When he called me, he offered me $20 a night for three sets.  I was flabbergasted.  On the one hand, here was an offer for a job that I had wanted so badly, and on the other hand I had a restaurant owner trying to take advantage of my lack of experience by offering me little over minimum wage.   I remember the lump in my throat forming as I bit down on my lower lip and listened to the offer.   My dilemma was set.  How was I going to make the right decision?  Do I accept the job at such a low rate that sets the future for other dancers to be paid the same or lower while compromising my morals?  On the other hand if I were to turn the job down I could potentially be damaging a good contact with a restaurant owner and losing an opportunity to gain experience dancing at a local restaurant. The issue was not the money.  Earning five to ten dollars less doing something that I love while gaining experience sounded pretty good. There were two issues at hand: My integrity, and undercutting other dancers.  I knew the amount that I was willing to accept per night for dancing. The owner knew how desperate I was to dance, and assumed I was equally ignorant about pay. He thought he could take advantage of me and offer me next to nothing. At the same time, if I was willing to dance three sets for $20, imagine what he might offer the next dancer.   He was already offering me half what the first dancer was paid.

I told one of my instructors what had taken place. She informed me that at her first show, back in 1973, she was paid $15 during the lunch hour.  She only danced one set, and that was fifteen years ago!  I was so pleased with myself that I hadn't let go of my integrity.  I politely told the restaurateur that although I would like to dance there, I was not interested in undercutting other dancers, and therefore unwilling to dance for less than $30 a night.  He, in turn, politely said goodbye and I haven't heard from him since. In hindsight, maybe I shouldn't have let him know how new I was to dancing. He might not have tried to take advantage of me by offering me so little.  At the same time, I could have hid my enthusiasm about being able to dance there too, making it seem as though I had many offers and was not sure I could fit dancing there into my schedule.  It really knots up my stomach  to realize that I probably did the wrong thing by being honest and open. 
I have learned two important things about belly dancing. The first being that dancing is like an adventure.
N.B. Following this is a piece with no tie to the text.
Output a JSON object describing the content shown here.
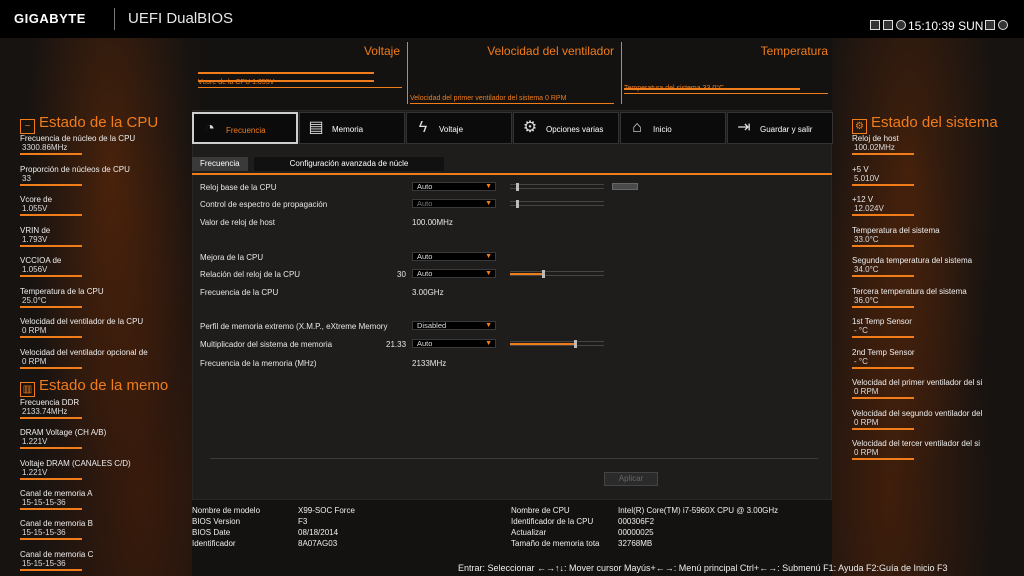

It contains so many elements where a dancer can run into problems. Yet at the same time, she can have so many great experiences. All the while, constantly learning, growing and changing.  The second is that it is like most things in life. Although I would love to be honest and direct with everyone, I have learned the hard way that it generally won't get you where you want to go. Most dancers are not in it for the money. If you are not completely and utterly in love with the dance, you won't be able to put up with the difficulties that go along with it. As much as I love the dance, holding on to my integrity was why I felt good about myself in the end.
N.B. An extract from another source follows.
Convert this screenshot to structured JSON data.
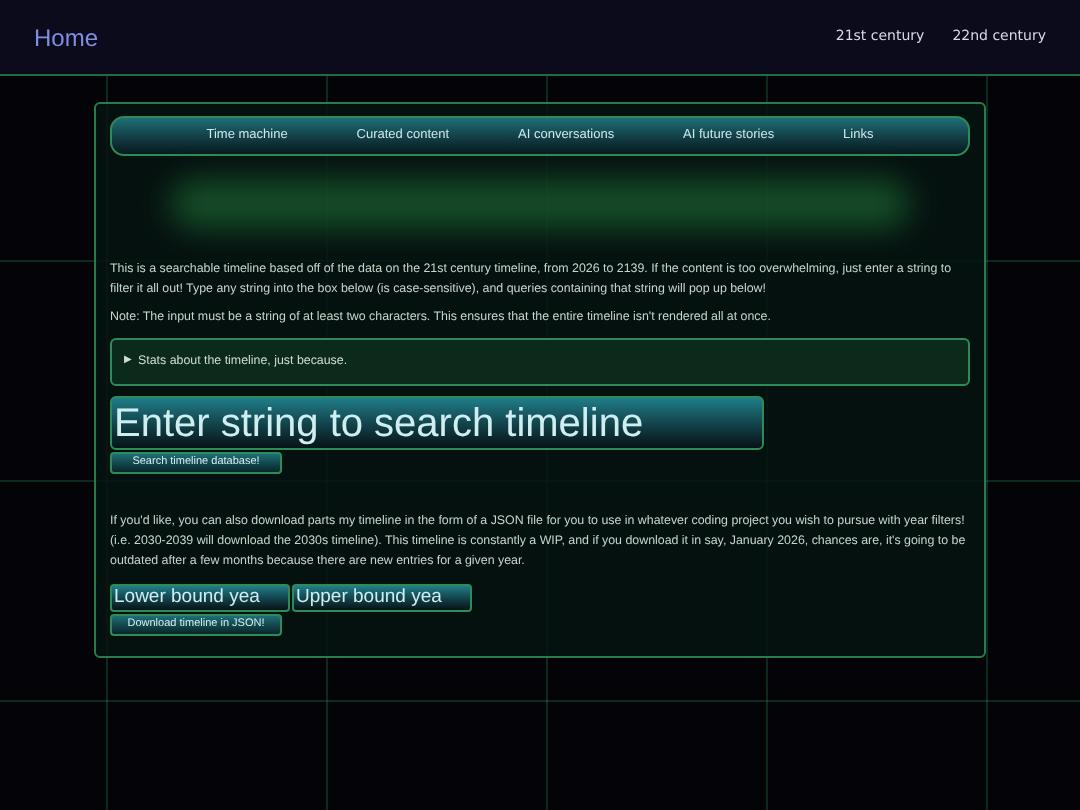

Have a comment? Send us a letter!
Check the "Letters to the Editor" for other possible viewpoints!

Ready for More?
8-25-03 Eradicating Female Genital Mutilation, My Journey in the Process by Lilly
He made it very clear that he did not want to discuss with me, but that he had the feeling that I should be reading that book.
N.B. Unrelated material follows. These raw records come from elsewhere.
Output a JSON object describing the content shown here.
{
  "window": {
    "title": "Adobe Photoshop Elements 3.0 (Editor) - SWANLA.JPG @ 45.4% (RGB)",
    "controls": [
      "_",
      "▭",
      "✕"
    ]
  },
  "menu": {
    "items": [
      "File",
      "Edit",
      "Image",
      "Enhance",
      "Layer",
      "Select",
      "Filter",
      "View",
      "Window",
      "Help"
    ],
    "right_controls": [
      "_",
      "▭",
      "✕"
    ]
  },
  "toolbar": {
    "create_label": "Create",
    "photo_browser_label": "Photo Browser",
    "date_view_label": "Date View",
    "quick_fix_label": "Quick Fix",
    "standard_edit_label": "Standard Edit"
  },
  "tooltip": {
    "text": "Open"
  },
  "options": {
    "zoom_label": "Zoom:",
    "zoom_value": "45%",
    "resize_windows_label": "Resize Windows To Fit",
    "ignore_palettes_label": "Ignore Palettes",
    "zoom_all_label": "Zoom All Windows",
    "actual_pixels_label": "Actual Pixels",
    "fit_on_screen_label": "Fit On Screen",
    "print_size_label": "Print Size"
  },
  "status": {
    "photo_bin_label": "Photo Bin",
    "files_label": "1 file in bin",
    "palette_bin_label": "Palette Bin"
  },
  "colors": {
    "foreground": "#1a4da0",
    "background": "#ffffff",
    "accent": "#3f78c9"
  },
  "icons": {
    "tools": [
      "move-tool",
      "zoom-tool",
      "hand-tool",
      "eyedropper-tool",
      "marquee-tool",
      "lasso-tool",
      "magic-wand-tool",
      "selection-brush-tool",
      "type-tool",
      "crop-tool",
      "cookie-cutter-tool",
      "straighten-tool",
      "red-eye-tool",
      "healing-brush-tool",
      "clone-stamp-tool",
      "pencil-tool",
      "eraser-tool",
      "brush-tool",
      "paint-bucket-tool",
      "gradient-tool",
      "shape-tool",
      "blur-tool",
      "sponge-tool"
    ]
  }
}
8-14-03 Our adventure brings us to a rare treasure! Yair Dalal in Concert in Marin County, California Report by Lynette
It described a last minute concert in West Marin that was going to be outside at night, and you had to take a shuttle to get there!

8-14-03 "What is Belly Dance?" The First Presentation in the New Symposium Series, by World Arts West A report and review by Sadira There has been much controversy surrounding the particular groups and soloists who have been chosen to represent the Middle Eastern Dance category in the Ethnic Dance series throughout its entire 25 years of production.


 Gilded Serpent
 Cover page, Contents, Calendar Comics Bazaar About Us Letters to the Editor Ad Guidelines Submission Guidelines